Opinions on the activities of the Democratic Forces for the Liberation of Rwanda (FDLR) militia suggest that military approach seems to be gaining the upper hand.
At various forums in the US, last week, different speakers underscored the urgency of dislodging the Congo-based group.
According to the US Permanent Representative to the UN, Samantha Power, the longer the actors take in seeking a permanent solution for the FDLR, the longer it puts at risk any semblance of peace being achieved in the volatile eastern DR Congo, where the group has been active for the past 20 years.
“FDLR continue to carry out serious human rights violations and sow fear across DR Congo. For example, in April (they) abducted at least 60 civilians in Walikale territory for refusing to carry out forced labour,” Power said during a special debate of the UN Security Council held in New York on Thursday, held to discuss security issues in DR Congo.
The session was called by the UK in their capacity as chair of the Council for the month of August.
FDLR, which is a blacklisted terror organisation, was created by and is largely composed of remnants responsible for the 1994 Genocide against the Tutsi.
Various speakers at the New York meeting termed the recent annoncement by the group that they were laying down their weapons as a farce, a tactic to buy time, as they regroup.
“The FDLR declared its commitment to disarm - but let us admit, it has done so many times before. Experience (has) shown that only a combination of political and military pressure has led to disarmament and demobilisation (of FDLR),” said the UN Special Representative for DR Congo, Martin Kobler.
According to Kobler, following the declaration by regional states, under the International Conference for the Great Lakes Region (ICGLR), giving the militias six months to disarm, they have not been cooperative and on several occasions the FDLR has refused to meet their delegations.
“Over 20 years since the Genocide in Rwanda, the FDLR has made many promises to disarm. Results are all that matter, and military pressure is needed – we have found – for results,” said Power.
Much as many speakers agreed that the FDLR was the major stumbling block in the region, the Government of Rwanda, through its UN Permanent Representative Eugene-Richard Gasana, stressed that the process to deal with the problem was excruciatingly slow.
“FDLR is one of the oldest armed groups in eastern DR Congo, which settled in that area after committing the 1994 Genocide against the Tutsi in Rwanda. Despite its claims of readiness to disarm, the FDLR continues to recruit and train combatants, including children,” Amb. Gasana told the meeting.
He said the history of the FDLR shows that massive disarmament and repatriation happened mainly because of military campaigns against them.
According to Gasana, such military operations and voluntary surrender should not be an ‘either’ ‘or’ situation, but rather the two actually are complementary to one another.
“To ensure repatriation of remaining FDLR, we need military pressure so that these six months given to the FDLR to disarm, are effectively used to disarm them,” Amb. Gasana, who is also a State minister in charge of Cooperation, told The New Times last week.

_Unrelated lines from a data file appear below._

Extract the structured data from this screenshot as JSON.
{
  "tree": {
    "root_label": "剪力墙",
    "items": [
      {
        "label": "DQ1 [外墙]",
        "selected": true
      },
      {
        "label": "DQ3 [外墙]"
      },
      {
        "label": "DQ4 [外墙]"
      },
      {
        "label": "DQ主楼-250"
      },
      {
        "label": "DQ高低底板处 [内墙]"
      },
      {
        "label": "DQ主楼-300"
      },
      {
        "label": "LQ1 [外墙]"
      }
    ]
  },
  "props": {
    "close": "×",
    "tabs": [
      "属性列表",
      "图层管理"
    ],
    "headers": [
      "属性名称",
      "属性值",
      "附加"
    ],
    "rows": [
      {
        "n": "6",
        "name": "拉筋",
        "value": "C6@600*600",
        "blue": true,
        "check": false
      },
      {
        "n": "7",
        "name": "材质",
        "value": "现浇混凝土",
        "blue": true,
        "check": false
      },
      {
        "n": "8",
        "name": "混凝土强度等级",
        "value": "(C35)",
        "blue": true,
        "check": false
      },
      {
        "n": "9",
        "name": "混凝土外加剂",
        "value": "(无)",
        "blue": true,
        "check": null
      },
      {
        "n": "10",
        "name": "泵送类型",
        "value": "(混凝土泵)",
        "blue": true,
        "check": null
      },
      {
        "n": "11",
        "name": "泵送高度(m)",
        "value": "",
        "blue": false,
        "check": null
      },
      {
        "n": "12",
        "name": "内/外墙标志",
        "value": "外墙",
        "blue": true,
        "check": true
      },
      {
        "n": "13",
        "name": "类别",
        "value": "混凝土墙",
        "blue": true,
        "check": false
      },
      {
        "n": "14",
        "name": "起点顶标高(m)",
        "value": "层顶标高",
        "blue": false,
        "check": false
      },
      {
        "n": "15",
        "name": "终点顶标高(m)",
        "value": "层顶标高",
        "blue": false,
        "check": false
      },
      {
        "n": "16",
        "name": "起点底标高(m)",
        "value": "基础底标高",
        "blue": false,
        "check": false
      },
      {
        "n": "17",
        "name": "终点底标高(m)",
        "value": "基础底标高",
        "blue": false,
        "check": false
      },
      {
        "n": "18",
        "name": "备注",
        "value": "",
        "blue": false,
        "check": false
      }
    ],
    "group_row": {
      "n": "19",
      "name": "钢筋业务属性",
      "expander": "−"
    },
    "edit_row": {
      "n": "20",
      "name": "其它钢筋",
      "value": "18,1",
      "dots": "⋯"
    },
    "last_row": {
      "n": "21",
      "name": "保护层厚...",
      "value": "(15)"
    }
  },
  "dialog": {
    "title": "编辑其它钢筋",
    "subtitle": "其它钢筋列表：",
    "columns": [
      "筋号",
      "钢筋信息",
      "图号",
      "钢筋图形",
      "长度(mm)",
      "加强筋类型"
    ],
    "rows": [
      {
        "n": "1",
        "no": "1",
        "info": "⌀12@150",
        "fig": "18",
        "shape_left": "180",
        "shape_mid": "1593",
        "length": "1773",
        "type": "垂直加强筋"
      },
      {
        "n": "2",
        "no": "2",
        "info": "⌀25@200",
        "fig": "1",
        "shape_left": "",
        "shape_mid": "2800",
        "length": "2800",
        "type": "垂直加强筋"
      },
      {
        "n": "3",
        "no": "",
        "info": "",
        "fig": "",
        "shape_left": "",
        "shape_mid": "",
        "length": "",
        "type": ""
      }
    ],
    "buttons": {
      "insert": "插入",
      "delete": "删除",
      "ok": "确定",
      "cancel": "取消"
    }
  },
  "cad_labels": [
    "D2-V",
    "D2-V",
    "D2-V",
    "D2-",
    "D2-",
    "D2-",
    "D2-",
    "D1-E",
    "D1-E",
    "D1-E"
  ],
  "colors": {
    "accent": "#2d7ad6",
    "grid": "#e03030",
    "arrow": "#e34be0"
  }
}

Available statistics indicate that from 2002, over 11,000 FDLR combatants were successfully disarmed, demobilised, repatriated and reintegrated into Rwandan society.
According to Kobler, the remaining militia members in DR Congo are estimated to be about 1,500.
This is a relatively small number compared to those that have repatriated, but speaking in Washington early last week, a top envoy to President Barack Obama said the FDLR should not be viewed in terms of military might but rather what it stands for.
“We have to get rid of the FDLR, not so much because of their military capacity, but because of what they represent...they will be attacked militarily if they don’t disarm. There will be no political dialogue,” said Russell Feingold, the US special envoy to the Great Lakes Region, during the just-concluded US-Africa Summit.
This, plus assertions by the diplomats at the New York meeting, are seen to be a growing momentum that could finally lead towards an end for the FDLR, according to Kigali-based Genocide researcher Tom Ndahiro.
Speaking to The New Times last week, Ndahiro said from the latest developments, what was most important was that the world had finally gotten to know the FDLR.
He said the statement by Feingold on what the FDLR represents and how it should not be politically negotiated with, is a strong one and contradicts what some actors in the region had been agitating for.
“This is diametrically opposed to the position of countries like Tanzania, which still think that Rwanda can negotiate with the genocide perpetrators. It is absurd that someone in Washington sees sense where a neighbour does not,” said Ndahiro.
He accused Monusco officials of doublespeak when it came to FDLR, adding that despite what Kobler told the meeting in New York, he only recently sanctioned the violation of international sanctions against some commanders of FDLR by allowing them to travel.